Earlier this year the BBC reported on a three-million-dollar aid project to Malawi that included $700,000 for the costs of meals and hotels for American 'consultants'. This is just beer compared to the 28 million pounds the Department for International Development paid the Thatcherite Adam Smith Institute to propagandize the supposed benefits of privatisation in many of the poorest developing countries between 2001 and 2004. This sum may have been called aid, but it did little to effect the urgent health, educational and nutritional needs of the poor-none of who work at the Institute.
Irrelevant or Indespensable addresses the planned 'responsibility to protect' initiative, intended to prevent the UN neglecting other humanitarian disasters. The problem with the UN, however, lies less in the absence of noble purposes than in the means to deliver. Part of the problem is institutional; the Chinese dictatorship is assured a veto, and with its ruling gerontocracy's widely renowned indifference to human rights, whether at home or abroad, it serves to thwart action whether in Darfur or Zimbabwe. The other problem is the lack of capability and political willingness to create the means for effective action. Lloyd Axworthy makes much of the responsibility to protect commitment and Canada's major role in pushing it onto the UN agenda. Lloyd Axworthy also held senior positions in successive Liberal cabinets as Canada's capacity for military intervention was eviscerated. As General Lewis MacKenzie has observed, Canada fell from being the lead peacekeeper in 1993, with some 5000 souls deployed, to the 36th position, earlier this year, with only 300 deployed.
One contributor who does ask hard questions and recognises aspects of the debate that merit more honest discussion is Edward Luck, who has been for a long time affiliated with the UN and the American United Nations Association.

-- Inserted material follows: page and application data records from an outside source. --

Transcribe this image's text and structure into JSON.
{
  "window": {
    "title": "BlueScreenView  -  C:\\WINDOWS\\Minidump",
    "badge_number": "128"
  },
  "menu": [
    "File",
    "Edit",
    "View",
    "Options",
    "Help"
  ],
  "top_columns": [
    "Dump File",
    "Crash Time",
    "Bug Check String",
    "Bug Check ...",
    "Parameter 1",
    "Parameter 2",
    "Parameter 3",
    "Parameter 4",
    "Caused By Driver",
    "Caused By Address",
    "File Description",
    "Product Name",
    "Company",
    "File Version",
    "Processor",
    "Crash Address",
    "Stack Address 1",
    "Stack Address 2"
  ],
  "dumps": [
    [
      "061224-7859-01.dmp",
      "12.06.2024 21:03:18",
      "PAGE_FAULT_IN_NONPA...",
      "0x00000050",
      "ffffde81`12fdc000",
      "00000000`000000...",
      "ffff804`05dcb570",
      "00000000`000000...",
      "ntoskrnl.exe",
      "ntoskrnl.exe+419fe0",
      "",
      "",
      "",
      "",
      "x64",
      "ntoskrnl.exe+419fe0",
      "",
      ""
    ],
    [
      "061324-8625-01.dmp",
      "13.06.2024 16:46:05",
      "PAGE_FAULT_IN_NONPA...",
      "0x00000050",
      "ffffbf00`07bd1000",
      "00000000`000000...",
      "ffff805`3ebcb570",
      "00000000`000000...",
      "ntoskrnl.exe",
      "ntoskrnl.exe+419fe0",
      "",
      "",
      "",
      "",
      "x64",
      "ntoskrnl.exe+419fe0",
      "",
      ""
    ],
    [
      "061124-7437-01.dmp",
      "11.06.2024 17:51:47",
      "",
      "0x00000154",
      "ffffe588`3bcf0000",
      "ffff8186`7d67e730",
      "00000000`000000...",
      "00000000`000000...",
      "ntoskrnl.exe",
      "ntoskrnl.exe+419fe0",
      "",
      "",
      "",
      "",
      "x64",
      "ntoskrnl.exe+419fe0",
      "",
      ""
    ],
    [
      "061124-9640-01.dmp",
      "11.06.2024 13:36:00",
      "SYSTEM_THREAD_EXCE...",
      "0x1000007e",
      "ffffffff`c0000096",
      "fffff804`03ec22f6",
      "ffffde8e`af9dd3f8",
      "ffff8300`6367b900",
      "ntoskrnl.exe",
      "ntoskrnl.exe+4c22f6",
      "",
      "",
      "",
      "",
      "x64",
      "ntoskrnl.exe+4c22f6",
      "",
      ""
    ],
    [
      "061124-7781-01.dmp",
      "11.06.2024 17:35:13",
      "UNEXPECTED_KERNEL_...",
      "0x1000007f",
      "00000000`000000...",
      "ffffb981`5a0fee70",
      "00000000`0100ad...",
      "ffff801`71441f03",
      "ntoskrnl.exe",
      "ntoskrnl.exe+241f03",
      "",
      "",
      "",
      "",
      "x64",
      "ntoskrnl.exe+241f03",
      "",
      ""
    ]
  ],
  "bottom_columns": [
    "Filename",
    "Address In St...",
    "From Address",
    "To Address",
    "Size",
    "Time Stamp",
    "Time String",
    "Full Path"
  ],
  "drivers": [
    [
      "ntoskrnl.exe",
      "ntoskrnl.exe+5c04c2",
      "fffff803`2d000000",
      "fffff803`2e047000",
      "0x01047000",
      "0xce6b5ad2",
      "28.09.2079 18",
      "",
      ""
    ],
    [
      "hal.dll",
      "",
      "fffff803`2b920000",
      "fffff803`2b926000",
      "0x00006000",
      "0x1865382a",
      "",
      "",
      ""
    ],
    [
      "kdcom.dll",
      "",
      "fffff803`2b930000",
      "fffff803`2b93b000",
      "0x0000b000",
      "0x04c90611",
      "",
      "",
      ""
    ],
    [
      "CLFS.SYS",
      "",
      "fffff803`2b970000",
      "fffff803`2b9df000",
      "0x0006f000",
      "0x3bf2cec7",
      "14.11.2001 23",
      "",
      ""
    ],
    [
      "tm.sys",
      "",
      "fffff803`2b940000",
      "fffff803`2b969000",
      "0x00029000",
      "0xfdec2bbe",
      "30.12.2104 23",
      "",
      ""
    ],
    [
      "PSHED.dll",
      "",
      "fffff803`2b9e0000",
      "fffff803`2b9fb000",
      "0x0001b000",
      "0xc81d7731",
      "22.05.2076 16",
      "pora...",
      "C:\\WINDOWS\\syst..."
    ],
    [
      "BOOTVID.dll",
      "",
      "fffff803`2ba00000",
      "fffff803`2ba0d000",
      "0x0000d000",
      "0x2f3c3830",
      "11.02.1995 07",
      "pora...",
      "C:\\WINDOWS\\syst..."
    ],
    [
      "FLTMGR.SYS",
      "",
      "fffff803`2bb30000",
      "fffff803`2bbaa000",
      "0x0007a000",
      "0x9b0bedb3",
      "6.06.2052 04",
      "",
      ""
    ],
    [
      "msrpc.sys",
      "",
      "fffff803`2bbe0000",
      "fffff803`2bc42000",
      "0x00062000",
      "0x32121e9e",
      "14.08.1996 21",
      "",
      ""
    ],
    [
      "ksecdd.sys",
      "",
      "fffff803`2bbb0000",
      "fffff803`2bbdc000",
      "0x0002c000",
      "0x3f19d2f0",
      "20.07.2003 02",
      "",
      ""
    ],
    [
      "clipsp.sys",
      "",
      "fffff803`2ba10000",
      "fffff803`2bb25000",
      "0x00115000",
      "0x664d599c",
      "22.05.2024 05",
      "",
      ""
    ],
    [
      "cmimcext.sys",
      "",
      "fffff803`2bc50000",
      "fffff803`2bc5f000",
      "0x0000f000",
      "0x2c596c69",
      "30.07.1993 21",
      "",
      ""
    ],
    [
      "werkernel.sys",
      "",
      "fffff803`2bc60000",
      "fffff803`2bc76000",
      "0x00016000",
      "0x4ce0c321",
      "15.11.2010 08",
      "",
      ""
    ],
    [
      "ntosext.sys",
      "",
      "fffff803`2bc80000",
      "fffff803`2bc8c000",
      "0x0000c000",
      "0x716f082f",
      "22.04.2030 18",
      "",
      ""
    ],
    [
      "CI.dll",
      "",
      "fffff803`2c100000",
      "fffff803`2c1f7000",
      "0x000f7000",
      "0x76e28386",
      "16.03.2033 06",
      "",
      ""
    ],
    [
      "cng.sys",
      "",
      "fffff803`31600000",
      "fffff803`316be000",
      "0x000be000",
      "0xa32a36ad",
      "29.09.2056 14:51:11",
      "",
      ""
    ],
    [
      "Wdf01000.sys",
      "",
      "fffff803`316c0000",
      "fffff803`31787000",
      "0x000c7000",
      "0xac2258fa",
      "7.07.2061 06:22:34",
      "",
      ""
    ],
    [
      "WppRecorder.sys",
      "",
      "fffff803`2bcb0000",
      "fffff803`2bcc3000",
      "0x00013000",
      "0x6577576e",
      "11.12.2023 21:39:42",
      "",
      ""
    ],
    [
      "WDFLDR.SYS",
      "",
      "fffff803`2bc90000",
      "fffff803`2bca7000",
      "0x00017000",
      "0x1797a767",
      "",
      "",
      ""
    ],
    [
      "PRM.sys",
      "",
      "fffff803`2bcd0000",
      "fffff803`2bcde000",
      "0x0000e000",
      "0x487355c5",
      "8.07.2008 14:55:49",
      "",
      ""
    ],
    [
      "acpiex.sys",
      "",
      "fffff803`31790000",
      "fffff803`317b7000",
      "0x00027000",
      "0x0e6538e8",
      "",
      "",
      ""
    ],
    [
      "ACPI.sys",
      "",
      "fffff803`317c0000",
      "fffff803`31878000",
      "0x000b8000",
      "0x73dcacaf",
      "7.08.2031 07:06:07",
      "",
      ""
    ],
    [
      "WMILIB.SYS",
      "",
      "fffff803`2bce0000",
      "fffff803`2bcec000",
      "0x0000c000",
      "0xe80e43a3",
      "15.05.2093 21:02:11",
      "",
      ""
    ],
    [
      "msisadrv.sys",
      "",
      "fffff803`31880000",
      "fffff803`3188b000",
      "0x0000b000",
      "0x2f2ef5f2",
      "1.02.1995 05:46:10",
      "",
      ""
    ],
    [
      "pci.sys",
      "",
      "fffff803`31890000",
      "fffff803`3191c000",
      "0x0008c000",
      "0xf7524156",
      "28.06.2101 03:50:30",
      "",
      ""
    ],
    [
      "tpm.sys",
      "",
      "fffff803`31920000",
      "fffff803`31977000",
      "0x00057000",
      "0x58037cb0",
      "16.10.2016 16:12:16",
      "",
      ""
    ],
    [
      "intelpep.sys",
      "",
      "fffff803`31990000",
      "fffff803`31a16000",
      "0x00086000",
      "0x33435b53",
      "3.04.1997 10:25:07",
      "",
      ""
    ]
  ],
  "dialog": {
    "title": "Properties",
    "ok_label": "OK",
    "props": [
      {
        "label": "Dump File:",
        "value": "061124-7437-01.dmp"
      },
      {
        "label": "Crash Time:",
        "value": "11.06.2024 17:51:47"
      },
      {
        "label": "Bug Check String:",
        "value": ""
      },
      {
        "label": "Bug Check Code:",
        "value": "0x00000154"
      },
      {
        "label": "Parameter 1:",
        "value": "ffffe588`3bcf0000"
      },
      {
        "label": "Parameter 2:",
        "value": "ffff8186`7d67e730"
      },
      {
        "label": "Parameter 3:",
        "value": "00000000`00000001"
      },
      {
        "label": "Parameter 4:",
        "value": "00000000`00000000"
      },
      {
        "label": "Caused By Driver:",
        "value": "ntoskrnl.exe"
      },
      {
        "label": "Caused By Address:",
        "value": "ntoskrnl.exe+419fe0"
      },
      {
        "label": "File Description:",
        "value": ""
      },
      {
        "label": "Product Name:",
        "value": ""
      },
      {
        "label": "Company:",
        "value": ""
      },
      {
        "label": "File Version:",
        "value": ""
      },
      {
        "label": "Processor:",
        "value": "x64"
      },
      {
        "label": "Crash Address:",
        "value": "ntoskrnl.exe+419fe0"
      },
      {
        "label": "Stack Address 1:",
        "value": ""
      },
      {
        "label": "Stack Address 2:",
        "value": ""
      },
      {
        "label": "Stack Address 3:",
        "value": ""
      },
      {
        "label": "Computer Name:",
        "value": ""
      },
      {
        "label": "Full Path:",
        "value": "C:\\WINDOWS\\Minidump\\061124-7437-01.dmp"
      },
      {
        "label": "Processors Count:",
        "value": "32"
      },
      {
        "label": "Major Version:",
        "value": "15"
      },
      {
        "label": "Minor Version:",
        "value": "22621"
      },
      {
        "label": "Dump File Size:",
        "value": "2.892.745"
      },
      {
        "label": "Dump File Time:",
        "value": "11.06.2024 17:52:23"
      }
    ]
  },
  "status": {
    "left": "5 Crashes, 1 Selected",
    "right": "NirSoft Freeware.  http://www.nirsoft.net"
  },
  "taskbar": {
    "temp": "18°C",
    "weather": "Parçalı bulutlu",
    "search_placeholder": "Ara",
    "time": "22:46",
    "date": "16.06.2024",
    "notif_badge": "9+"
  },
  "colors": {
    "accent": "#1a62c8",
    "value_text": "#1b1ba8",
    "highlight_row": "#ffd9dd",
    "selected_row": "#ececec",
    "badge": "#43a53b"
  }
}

Luck questions the enthusiasm for expanding the size of the Security Council, arguing that this will make it less effective, not more. The principal issue he argues is the Council's "uneasy relations with Washington, DC, and with American power," the tension between the pursuit of multilateralism and the reality of the concentration of military power in the U.S. A not-so-subtle subtext in the debate is the intention of using the UN to reduce American influence both within the organization and more widely. Luck advocates a more thoughtful approach to reconciling the reality of US power to the goals of the UN.
A volume that contained a more disparate range of voices and afforded a platform to skeptics as well as boosters would have provided a more interesting debate.
Martin Loney's books include Rhodesia: White Racism and Imperial Response (Penguin).